Back to 1993, back to that bench overlooking that park, and that playground. I sat there the full fifteen minutes watching kids ten years my junior playing. Kids probably born the year I discovered GI Joe and started to fit in with my new surroundings. I wondered what toys they were into now. I wondered if they helped kids make friends with other kids. I wondered how many of them would give up their toys in similar situations as I did. I remember feeling saddened by the whole thing. Childhood is one of those things you endure. Kids can become friends in an instant, and you can break that friendship apart just as quickly when you find other kids – hipper, cooler ones – that you’d rather be seen with.

The recess bell rings. They kids race back inside. The doors close, and I’m alone again. I pick myself up, trudge back down t to my waiting car, climb in, and drive home.

#
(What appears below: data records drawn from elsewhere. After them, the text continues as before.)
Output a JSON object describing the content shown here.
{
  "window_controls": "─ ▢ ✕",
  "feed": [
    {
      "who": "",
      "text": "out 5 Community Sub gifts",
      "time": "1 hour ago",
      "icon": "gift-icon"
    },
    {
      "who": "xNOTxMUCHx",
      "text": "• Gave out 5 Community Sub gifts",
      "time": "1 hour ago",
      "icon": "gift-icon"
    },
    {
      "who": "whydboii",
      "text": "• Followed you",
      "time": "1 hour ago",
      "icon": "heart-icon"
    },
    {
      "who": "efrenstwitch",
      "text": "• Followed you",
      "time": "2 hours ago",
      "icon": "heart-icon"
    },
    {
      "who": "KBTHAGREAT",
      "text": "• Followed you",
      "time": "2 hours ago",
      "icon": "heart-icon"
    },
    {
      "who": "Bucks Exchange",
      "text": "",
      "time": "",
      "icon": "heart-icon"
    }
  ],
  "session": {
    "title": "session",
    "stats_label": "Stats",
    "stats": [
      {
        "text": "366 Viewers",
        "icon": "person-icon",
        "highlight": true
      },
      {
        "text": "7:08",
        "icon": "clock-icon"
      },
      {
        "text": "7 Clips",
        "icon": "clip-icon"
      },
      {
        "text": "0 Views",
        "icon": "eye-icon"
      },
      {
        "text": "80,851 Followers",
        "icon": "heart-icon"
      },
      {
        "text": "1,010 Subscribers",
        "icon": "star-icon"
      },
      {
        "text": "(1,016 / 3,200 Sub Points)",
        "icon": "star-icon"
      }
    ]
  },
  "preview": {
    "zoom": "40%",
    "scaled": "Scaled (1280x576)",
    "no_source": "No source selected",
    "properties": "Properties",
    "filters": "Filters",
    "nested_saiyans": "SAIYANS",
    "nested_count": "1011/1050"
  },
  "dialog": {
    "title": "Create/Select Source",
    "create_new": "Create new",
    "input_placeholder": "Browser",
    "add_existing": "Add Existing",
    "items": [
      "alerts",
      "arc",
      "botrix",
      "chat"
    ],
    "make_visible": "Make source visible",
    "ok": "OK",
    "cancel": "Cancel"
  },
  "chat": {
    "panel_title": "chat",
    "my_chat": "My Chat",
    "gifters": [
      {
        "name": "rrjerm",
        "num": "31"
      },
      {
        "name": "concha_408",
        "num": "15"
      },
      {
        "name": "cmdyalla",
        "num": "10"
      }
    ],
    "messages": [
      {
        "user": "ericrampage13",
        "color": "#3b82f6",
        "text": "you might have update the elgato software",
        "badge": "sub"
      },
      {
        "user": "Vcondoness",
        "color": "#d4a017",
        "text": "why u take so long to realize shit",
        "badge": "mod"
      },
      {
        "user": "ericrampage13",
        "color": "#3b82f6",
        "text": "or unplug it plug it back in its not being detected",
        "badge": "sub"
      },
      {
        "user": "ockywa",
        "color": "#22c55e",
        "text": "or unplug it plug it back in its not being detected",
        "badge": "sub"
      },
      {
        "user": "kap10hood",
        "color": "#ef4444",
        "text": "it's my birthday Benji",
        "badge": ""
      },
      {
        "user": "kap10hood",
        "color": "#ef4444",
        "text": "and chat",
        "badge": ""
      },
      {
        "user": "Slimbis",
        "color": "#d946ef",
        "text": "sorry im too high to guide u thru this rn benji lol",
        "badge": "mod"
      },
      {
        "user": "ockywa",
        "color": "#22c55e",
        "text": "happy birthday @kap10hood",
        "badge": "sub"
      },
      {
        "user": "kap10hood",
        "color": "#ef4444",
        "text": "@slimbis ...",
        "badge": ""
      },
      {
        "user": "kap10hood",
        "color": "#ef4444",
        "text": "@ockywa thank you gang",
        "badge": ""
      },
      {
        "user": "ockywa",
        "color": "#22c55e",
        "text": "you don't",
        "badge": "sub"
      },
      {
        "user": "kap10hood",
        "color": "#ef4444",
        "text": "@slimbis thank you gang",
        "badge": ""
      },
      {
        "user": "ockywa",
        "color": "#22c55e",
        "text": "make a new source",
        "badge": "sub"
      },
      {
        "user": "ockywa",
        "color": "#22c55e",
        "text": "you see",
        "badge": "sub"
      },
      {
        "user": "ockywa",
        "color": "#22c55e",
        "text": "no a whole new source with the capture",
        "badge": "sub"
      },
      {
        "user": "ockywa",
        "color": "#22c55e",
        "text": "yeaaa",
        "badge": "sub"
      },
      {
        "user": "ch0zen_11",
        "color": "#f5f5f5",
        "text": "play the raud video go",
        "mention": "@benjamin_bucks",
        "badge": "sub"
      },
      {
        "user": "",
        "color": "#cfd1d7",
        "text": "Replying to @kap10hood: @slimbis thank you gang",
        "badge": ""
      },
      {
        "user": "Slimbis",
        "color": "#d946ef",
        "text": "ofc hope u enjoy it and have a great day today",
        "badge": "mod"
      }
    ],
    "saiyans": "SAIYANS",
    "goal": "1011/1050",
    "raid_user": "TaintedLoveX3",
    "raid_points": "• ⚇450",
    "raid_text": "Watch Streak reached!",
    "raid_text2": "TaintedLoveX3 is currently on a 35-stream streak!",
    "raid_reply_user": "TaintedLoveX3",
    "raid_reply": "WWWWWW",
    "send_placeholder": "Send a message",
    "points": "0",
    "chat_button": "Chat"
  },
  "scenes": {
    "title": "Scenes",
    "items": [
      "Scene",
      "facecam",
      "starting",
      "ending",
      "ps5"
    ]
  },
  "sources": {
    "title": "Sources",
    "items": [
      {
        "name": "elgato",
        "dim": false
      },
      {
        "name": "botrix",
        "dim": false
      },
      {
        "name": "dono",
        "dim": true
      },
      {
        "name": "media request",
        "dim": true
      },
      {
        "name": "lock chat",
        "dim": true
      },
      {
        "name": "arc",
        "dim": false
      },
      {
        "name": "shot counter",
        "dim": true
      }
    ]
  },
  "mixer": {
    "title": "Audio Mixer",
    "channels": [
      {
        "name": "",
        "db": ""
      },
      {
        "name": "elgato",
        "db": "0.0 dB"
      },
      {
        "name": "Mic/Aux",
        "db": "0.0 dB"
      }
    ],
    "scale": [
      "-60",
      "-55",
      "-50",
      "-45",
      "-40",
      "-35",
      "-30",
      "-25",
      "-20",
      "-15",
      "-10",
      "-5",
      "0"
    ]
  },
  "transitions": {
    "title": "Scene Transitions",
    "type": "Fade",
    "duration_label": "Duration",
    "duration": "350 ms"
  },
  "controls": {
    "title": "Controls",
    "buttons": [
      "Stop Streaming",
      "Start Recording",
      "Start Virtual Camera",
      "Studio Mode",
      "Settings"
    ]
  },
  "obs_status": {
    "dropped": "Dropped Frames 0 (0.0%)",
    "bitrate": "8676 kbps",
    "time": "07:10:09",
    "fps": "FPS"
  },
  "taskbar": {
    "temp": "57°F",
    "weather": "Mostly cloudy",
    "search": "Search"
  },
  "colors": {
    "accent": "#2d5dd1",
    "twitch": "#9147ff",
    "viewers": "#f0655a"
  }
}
It’s 2018. I’m far from from that park and playground, far from that life. I’m a father now, and am re-experiencing childhood again through my son’s eyes.  The GI Joe toys are all gone – sold off to collectors a few years ago. I kept a few favorites though, because you can’t completely part with the things from your childhood. I didn’t need the money, or even the space. I just needed to say goodbye to them and let someone else take joy from their presence. And as I saw them all exit my life, one parcel at a time, I realized they were just … THINGS. Pieces of plastic and die-cast metal. That’s it. And I think the decision to sell them made all the difference in my life.

You can appreciate your childhood, and should do so, but not at the expense of the here and now. For a time those pieces of molded plastic assembled in Taiwan and shipped overseas to fill toy-stores everywhere was our entire world. They were important to me. They meant something, at a time when I was still figuring out what life was all about. For a boy who moved around a lot as a child, those toys became my friends at a time when I didn’t have any. My childhood memories divide up into neat, tidy compartments; the toys I played with, the comics and books I read, are all linked to a place and a time.

I don’t know how long we’ll stay here in this new city. But I do know and hope that my son will find the same joy, the same warmth, the same friendship with those toys he comes to love. Because sometimes childhood is as much about the things you cherish for an all-too brief moment in time.